Naira woes affecting air travel, businesses in Nigeria

Nigerian airlines. Photo credit: Africanews

Travel and Tour agencies as well as domestic and international airlines operating in Nigeria are having a hard time keeping their businesses afloat as the crisis with the country’s currency, the naira, deepens.

Nigeria is facing its first recession in over twenty years brought on by the slump in oil prices. This has led to cuts in government revenue and chronic shortages of the US dollar.

As a result of the currency crisis, some airlines are reducing the number of flights to Nigeria while others like United Airlines and Iberia stopped flying to Nigeria earlier this year.
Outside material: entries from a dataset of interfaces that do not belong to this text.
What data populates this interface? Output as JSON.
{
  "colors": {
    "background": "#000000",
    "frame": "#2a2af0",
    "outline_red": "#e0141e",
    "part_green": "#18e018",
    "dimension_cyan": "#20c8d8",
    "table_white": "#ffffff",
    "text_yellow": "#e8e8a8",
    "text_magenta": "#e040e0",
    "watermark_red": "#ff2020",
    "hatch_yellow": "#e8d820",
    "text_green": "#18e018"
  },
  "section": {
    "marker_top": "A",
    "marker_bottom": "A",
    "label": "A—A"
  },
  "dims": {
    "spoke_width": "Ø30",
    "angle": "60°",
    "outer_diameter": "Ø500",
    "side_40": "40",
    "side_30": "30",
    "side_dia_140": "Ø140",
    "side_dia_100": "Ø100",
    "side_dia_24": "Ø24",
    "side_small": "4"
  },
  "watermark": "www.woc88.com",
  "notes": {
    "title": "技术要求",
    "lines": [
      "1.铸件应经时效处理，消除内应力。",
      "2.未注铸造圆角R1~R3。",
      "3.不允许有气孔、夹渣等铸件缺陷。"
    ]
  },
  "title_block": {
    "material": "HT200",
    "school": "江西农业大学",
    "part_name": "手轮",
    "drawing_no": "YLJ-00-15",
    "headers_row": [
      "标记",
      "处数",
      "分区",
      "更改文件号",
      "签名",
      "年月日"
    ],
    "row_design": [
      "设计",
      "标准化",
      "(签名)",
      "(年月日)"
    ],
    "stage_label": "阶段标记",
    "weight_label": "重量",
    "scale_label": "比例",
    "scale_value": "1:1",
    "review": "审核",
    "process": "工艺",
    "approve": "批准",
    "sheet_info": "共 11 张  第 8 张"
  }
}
The Reuters news agency reports two other international airlines have announced plans to suspend flights to Abuja by next month due to falling demand.

Emirates Airlines has meanwhile announced that it will from October 30 suspend its four times weekly flight between Dubai and Abuja to ensure the best utilization of its fleet.
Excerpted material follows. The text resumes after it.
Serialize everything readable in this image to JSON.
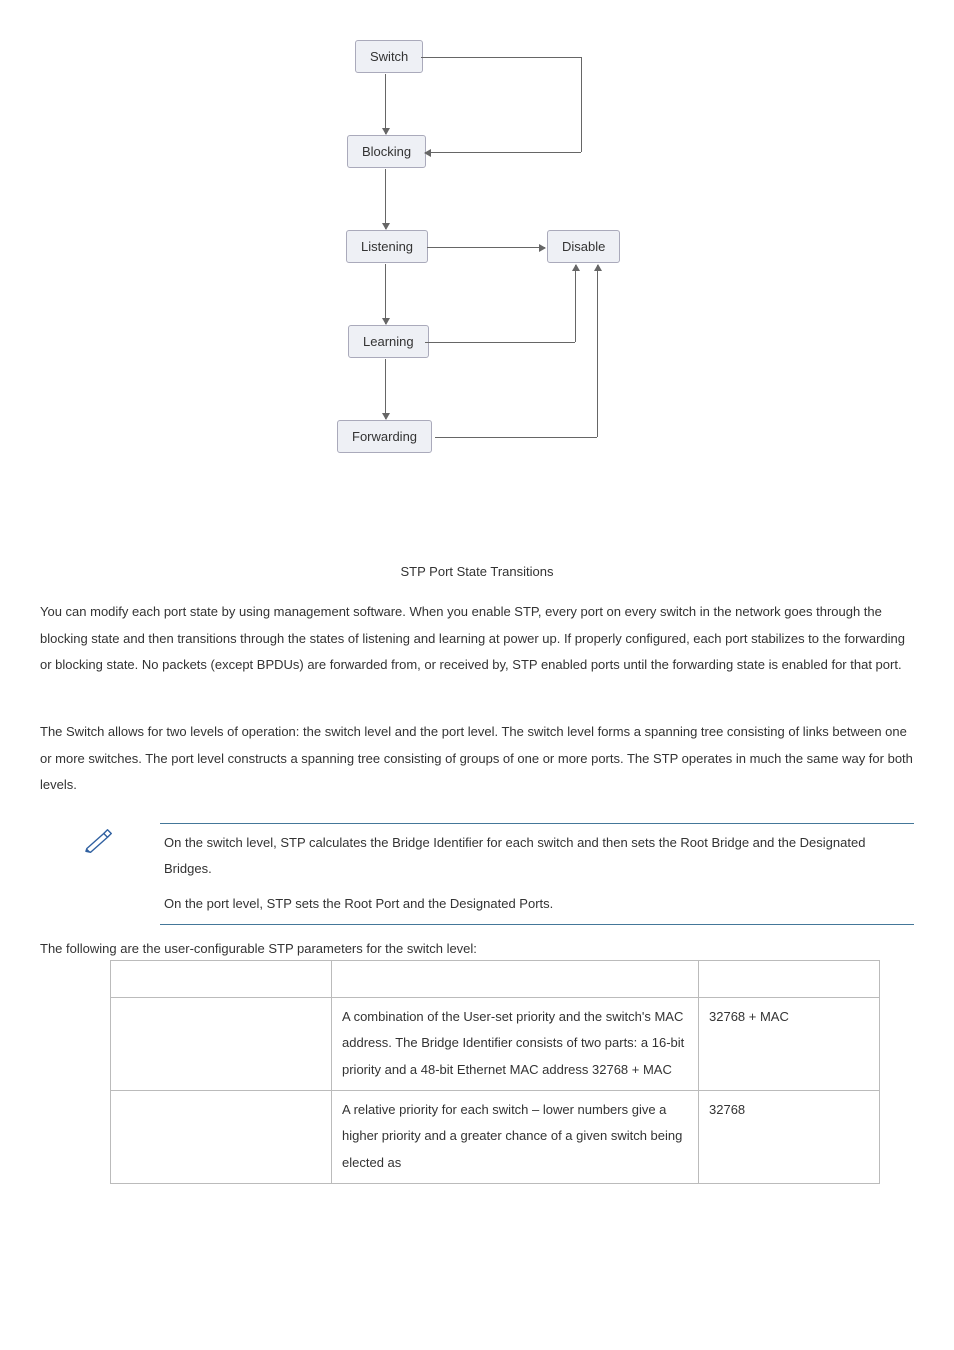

Chris Ndulue, Managing Director of Nigerian carrier Arik Air, said the main issue affecting airlines is the forex crisis.

“Basically, the biggest problem now is the foreign exchange issues and it impacts heavily on the airlines because of the high input of foreign exchange into the airline operations. A lot of the things are imported, a lot of the services are imported, so we depend so much on the foreign exchange. So it’s…. what that means is that our costs have increased, more than doubled in some cases,” he said.

Founded a decade ago, Arik Air is now West Africa’s biggest carrier by passenger numbers.

But to maintain this feat, Ndulue is on a quest for new investors to help grow his company rather than using internally generated cash or debt.

But the airlines are not the only ones in the travel sector bearing the brunt of the currency crisis.

Travel and Tour firms are watching their sales plummet by the day as ticket prices have shot up by an estimated 300 percent.

Lawrence Ehilegbu who is Chief Executive of Efficient Links Travel and Tours Limited says his sales have gone as low as 40 percent.

“Travel agents are not finding it funny because we have actually lost businesses… We have lost businesses in the sense that apart from airlines going, volume has dropped drastically because fares are too expensive, extremely expensive. Not too many families can afford, not too (many) parents can afford to buy tickets after paying you know expensive school tuition fees overseas and be able to buy flights ticket,” Ehilegbu said.

And as the holiday season approaches, Nigerians who travel abroad to visit their families are considering staying home.

With Nigeria in recession, the airline industry is not the only sector affected by the current economic situation. Various firms around the country have had to lay off workers, launching yet another crisis of unemployment.